Although it is critical to keep an eye on the larger picture. A small business owner should not neglect minor details. That could have a negative impact on the company. Minor concerns that can have a substantial influence on a company’s bottom line include a tall tree blocking the public’s view of the business or the company’s signs, insufficient parking, lack of road/traffic access, and bad advertising.
Consideration and analysis of the multiple factors that bring clients in the door can aid in the identification of some issues. Going over your quarterly spending line by line may also be beneficial. Owners should not look for one-time expenses here, as those very certainly required payments. Instead, they should search for minor goods that appear to be harmless but are draining the accounts.
For example, if office supplies ordered incorrectly, the cost might quickly spiral out of control. Similarly, if your supplier raises product costs, you should hunt for a lower provider.
Don’t Skimp on Quality

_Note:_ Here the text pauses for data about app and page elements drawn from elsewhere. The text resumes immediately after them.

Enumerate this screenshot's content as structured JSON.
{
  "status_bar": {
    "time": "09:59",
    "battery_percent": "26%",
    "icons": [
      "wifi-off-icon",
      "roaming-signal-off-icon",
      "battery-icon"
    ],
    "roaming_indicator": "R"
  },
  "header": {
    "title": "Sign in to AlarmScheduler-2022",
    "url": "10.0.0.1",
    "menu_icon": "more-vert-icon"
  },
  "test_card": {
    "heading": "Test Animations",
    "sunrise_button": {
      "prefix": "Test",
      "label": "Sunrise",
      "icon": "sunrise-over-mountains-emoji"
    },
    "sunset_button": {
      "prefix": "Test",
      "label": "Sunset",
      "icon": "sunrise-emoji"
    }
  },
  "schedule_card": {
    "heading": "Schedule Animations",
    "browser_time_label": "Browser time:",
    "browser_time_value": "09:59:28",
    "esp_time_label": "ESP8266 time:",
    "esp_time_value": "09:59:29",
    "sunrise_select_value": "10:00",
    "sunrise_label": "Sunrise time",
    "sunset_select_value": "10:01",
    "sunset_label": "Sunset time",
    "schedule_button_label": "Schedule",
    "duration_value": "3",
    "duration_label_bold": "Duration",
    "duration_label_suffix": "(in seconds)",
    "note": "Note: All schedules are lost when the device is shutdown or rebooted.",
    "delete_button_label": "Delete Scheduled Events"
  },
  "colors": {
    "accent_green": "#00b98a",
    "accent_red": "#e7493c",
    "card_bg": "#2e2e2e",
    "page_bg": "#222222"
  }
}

Keeping expenses under control is crucial during difficult times. Owners must be aggressive to get staff on board with the changes that implemented. However, when implementing these product changes, keep in mind that quality should not compromise.
Business owners who want to increase their profit margins should be cautious about making drastic modifications to critical components. For example, if a pizzeria is experiencing a dry spell, the owner may strive to increase margins per pie by acquiring less expensive cheese or sauce ingredients.
It should note that the tactic could backfire if customers unsatisfied with the taste of the pizza and sales fall. The aim is to make costs and other savings that do not jeopardize the completed product’s quality. Instead, perhaps there is a way to reduce the cost of takeaway cartons or paper napkins.